Coriander, also known as cilantro or Chinese parsley, is an annual herb in the family Apiaceae. All parts of the plant are edible, but the fresh leaves and the dried seeds are the parts most traditionally used in cooking. Coriander is used in cuisines throughout the world
Coriander is native to regions spanning from southern Europe and North Africa to southwestern Asia.
Store in a cool, dry place out of direct sunlight.
It is commonly found both as whole dried seeds and in ground form. Roasting or heating the seeds in a dry pan heightens the flavour, aroma, and pungency.
Coriander seed is a spice in garam masala and Indian curries which often employ the ground fruits in generous amounts together with cumin, acting as a thickener in a mixture called dhana jeera.
Roasted coriander seeds, called dhana dal, are eaten as a snack. They are the main ingredient of the two south Indian dishes: sambhar and rasam.

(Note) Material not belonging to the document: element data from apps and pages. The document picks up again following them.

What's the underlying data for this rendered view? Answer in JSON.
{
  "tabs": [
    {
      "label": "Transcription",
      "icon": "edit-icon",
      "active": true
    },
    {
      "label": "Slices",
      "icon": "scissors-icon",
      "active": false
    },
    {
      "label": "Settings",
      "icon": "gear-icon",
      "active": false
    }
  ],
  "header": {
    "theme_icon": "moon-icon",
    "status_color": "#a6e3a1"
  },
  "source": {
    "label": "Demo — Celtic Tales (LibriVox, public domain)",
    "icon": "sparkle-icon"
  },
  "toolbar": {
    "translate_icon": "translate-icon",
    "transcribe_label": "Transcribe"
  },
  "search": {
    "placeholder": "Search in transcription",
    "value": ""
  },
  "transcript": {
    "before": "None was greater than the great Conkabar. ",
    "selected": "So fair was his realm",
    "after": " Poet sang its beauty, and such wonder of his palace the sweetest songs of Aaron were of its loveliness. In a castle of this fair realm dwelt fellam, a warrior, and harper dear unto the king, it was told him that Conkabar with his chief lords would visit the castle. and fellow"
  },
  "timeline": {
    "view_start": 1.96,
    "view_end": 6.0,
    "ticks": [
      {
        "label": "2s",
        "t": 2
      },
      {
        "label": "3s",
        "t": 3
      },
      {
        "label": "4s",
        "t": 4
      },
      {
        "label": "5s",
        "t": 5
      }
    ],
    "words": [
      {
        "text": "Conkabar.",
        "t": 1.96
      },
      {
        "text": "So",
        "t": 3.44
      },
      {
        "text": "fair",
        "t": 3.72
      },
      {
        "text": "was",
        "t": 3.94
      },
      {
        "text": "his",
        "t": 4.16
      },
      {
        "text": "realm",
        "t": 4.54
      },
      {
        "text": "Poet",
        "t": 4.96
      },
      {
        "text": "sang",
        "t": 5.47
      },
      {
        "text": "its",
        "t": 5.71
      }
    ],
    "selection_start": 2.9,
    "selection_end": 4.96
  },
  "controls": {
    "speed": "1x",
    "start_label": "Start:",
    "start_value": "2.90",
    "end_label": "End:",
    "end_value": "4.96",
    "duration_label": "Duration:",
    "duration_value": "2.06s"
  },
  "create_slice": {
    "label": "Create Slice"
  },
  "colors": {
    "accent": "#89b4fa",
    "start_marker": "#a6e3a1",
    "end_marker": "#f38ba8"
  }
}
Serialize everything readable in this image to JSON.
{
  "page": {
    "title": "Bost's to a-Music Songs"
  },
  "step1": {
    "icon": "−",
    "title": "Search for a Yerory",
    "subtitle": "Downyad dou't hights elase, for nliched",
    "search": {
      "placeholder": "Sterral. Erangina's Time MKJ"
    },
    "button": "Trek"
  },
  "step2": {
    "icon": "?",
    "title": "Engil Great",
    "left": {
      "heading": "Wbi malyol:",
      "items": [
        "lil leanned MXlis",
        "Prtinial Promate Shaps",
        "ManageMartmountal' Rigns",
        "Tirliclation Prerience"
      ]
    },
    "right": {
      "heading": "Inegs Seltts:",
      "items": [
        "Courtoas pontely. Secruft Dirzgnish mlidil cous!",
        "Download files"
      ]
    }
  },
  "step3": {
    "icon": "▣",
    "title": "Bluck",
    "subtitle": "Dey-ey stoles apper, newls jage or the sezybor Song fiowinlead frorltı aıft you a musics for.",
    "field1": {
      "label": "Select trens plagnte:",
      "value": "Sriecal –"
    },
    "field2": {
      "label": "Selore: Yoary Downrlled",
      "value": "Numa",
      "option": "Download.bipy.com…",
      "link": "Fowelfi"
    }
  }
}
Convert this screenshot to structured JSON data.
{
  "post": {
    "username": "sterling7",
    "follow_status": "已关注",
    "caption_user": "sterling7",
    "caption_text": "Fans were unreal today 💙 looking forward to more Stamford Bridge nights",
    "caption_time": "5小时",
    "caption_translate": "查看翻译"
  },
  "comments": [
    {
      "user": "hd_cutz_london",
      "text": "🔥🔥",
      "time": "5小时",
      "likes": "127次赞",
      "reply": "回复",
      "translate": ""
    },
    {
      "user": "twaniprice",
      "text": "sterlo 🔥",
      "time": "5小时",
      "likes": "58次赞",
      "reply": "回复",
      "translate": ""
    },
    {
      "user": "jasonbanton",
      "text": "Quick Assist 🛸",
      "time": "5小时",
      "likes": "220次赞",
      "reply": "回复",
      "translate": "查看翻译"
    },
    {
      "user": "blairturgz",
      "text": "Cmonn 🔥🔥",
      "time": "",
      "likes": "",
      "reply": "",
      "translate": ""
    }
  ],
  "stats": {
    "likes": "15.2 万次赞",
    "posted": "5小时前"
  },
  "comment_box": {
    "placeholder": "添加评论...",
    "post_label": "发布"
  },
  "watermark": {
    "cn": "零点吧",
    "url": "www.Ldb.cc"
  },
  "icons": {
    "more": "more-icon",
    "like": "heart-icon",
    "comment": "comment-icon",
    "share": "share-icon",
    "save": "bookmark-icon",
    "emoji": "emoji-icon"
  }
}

Outside of Asia, coriander seed is used widely in the process for pickling vegetables. In Germany and South Africa (see boerewors), the seeds are used while making sausages. In Russia and Central Europe, coriander seed is an occasional ingredient in rye bread (e.g. Borodinsky bread), as an alternative to caraway.